aMSN will be downloaded and installed for you… on top of that, ALL software installed through your package manager will be updated automatically whenever a newer version is added to the Mint repositories… and is guaranteed to be free of malicious code.
Now tell me the Windows way of searching the web and downloading executable installers where you have no idea of their contents, and are a nightmare to keep up to date and all install their own system tray applets, is a better system.
there are 1000’s of packages available in the Ubuntu/Mint repositories… all virus free, and installable from one place… your package manager.
(at present I have 32,382 packages listed in my package manager)
There’s a reason Windows is full of viruses.
BTW, another way to install amsn would be to open a terminal and enter:
sudo apt-get install amsn
Kinda easier to type than that Synaptic tutorial eh… now you understand why you see the command line used so much in Linux forums… Windows forums would too if the Windows command line actualy did anything useful.

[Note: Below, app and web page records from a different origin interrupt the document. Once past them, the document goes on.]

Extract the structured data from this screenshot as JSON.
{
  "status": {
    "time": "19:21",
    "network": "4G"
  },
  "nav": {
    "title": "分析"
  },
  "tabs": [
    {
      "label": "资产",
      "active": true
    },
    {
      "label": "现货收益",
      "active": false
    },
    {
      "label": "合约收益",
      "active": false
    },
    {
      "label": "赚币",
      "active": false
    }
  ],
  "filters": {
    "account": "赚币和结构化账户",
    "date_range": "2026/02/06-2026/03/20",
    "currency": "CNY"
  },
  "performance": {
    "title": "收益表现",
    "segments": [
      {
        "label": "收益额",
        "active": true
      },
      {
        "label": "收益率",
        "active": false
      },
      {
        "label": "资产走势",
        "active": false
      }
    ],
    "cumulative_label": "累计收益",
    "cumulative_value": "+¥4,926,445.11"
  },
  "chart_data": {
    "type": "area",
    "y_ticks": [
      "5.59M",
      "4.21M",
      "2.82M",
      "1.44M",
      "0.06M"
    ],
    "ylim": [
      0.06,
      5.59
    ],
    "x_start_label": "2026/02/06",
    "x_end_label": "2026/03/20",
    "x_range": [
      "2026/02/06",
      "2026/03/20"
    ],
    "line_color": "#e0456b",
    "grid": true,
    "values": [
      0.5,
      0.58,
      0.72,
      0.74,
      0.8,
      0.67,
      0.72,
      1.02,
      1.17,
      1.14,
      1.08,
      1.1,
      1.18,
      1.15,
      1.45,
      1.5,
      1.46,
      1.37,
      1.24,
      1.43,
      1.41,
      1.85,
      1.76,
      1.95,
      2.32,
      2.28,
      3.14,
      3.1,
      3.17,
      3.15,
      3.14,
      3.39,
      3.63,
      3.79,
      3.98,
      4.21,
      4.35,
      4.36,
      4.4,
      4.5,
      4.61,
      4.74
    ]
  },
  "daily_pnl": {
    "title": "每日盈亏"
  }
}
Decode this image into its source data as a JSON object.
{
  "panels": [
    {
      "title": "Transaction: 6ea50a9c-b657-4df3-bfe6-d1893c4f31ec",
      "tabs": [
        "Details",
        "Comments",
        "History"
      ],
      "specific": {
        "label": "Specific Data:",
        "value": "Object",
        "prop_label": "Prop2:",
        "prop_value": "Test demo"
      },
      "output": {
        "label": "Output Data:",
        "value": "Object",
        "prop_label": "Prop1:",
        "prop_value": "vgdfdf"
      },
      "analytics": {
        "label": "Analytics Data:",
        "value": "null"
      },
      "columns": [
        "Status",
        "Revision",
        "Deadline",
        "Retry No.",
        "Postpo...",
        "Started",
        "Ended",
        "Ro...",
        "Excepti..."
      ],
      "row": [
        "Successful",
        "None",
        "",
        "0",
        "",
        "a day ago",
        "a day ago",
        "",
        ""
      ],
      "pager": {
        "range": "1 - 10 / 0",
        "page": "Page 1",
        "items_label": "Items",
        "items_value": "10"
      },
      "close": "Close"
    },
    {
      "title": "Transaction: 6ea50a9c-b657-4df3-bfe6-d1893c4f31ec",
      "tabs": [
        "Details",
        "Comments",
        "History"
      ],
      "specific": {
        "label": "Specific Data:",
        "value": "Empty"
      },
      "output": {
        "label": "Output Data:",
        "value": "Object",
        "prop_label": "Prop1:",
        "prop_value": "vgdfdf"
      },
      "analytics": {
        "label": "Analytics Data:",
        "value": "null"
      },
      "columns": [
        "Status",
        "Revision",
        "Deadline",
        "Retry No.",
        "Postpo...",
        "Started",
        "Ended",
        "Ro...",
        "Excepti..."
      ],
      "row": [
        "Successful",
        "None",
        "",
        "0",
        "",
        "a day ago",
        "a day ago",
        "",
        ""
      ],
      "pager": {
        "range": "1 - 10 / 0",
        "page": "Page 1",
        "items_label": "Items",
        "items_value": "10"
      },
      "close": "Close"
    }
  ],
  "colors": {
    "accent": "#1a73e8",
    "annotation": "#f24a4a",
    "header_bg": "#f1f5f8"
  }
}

Can I also give you a friendly tip… Implying on a Linux forum that you “might just go back to Windows” is unlikely to get any other response than “OK, Bye”… Here’s a statement I read somewhere once, “Linux doesn’t need you, you need Linux” (after all nobody made any money out of you)… and though statements like that aren’t necessarily very helpful, you can’t really argue with the logic (myself included)